Perry cites competition from Russia, China to defend nuclear talks with Saudis

Perry cites competition from Russia, China to defend nuclear talks with Saudis
© Greg Nash

Energy Secretary Rick PerryJames (Rick) Richard PerryThe enemy of my enemy is my friend — an alliance that may save the Middle East Celebrities, Rick Perry duped by viral Instagram hoax Instagram: No, old posts aren't being made public MORE on Thursday defended the Trump administration’s negotiations with Saudi Arabia concerning a nuclear energy program, saying that while a deal needs to have nonproliferation standards, the United States also needs to be able to compete with Russia and China.

“I like to remind people that our choices at this particular point in time, it appears to me, either Russia or China is going to be a partner in building civil nuclear capability in the Kingdom of Saudi Arabia, or the United States,” Perry told the Senate Armed Services Committee.


“I am very confident that the prior two have no requirements of nonproliferation, so I think it’s really incumbent upon us to sit down, to work as closely with the kingdom to not only bring them into our fold from the standpoint of being able to build that for them, our technology, our jobs being created, et cetera but also from having those additional protocols and the International Atomic Energy Agency with their ability to go in and make sure that they are in fact not involved in any activities that would be untoward,” he continued.

“I think it’s important for us to negotiate in a really good and a powerful way, but recognizing that the alternative of who they’re going to be doing business with is of great concern to me.”

Perry was responding to a question from committee ranking member Jack ReedJohn (Jack) Francis ReedSenate Democrats push for arms control language in defense policy bill What the gun safety debate says about Washington Senators ask for committee vote on 'red flag' bills after shootings MORE (D-R.I.), who warned that he and others would oppose a deal without bans on enriching uranium and reprocessing spent fuel to produce plutonium.

“If such a deal was proposed where the Saudis would not be liable to and required to adhere to the standard, I would oppose it and I think many others would too,” Reed said.

The Trump administration has been negotiating a so-called Section 123 agreement with Saudi Arabia that would allow the kingdom to buy nuclear reactors from U.S. companies. Saudi Crown Prince Mohammed bin Salman was in D.C. this week and discussed the potential deal with President TrumpDonald John TrumpDavid Axelrod after Ginsburg cancer treatment: Supreme Court vacancy could 'tear this country apart' EU says it will 'respond in kind' if US slaps tariffs on France Ginsburg again leaves Supreme Court with an uncertain future MORE.

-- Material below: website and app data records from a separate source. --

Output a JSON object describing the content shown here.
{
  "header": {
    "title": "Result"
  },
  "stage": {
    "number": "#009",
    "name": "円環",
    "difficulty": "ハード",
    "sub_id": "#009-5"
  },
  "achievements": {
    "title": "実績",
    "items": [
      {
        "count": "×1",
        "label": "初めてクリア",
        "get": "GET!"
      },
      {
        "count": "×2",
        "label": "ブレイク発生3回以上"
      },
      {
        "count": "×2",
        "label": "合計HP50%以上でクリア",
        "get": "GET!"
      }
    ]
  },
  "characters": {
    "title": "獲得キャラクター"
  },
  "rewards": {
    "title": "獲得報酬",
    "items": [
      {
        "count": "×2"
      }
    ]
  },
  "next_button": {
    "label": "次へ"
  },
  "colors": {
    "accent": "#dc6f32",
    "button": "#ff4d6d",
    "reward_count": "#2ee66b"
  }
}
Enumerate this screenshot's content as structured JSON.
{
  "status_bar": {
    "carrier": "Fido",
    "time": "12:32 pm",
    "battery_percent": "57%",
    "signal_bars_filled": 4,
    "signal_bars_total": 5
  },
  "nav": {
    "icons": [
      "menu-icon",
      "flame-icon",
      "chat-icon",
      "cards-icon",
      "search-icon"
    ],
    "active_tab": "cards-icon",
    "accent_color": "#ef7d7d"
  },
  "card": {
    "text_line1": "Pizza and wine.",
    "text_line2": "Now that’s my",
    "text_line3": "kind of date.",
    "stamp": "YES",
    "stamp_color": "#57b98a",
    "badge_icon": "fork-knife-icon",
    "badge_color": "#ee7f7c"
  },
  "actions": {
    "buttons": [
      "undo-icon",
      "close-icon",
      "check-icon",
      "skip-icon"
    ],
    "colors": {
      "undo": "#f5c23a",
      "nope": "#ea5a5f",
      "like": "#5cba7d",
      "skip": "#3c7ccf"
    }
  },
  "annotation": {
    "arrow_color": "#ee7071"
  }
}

Saudi Arabia has indicated it wants a deal without the “gold standard,” or prohibitions on enrichment and reprocessing that are essential steps in producing nuclear weapons.

U.S. lawmakers' opposition to the deal has grown after Salman told “60 Minutes” that, “without a doubt, if Iran developed a nuclear bomb, we will follow suit as soon as possible.” The comments confirmed for lawmakers that Saudi Arabia’s nuclear ambitions are about more than diversifying its fuel sources.

On Wednesday, Rep. Ileana Ros-LehtinenIleana Carmen Ros-LehtinenRepublican Salazar seeks rematch with Shalala in key Miami House district Latina leaders: 'It's a women's world more than anything' Ex-GOP Rep. Roskam joins lobbying firm MORE (R-Fla.), chairwoman of the House Foreign Affairs Subcommittee on the Middle East and North Africa, announced at a hearing that she and Reps. Brad ShermanBradley (Brad) James ShermanHillicon Valley: Trump seeks review of Pentagon cloud-computing contract | FTC weighs updating kids' internet privacy rules | Schumer calls for FaceApp probe | Report says states need more money to secure elections Here are the 95 Democrats who voted to support impeachment Maxine Waters says her committee will call in Zuckerberg to testify about Libra MORE (D-Calif.), Ted PoeLloyd (Ted) Theodore PoeSenate Dem to reintroduce bill with new name after 'My Little Pony' confusion Texas New Members 2019 Cook shifts two House GOP seats closer to Dem column MORE (R-Texas) and William Keating (D-Mass.) introduced a bill that would force a vote of approval on a deal that falls short of the gold standard.

At Thursday’s Armed Services hearing, Reed noted that the 123 agreement with the United Arab Emirates adheres to the gold standard.

Perry countered that each agreement has be looked at “not in a vacuum, but certainly with the specificity of what we’re looking at here,” with the specifics in this case being the possibility of the Saudis doing business with Russia or China.

Reed said he appreciates Perry’s argument, but that the United States needs to insist on the gold standard.

“I think the proliferation dangers are so great that we should be able to wield all the influence we have, which goes way beyond this one transaction, to insist upon the same standards we applied to the Emirates,” Reed said. “There should be no difference.”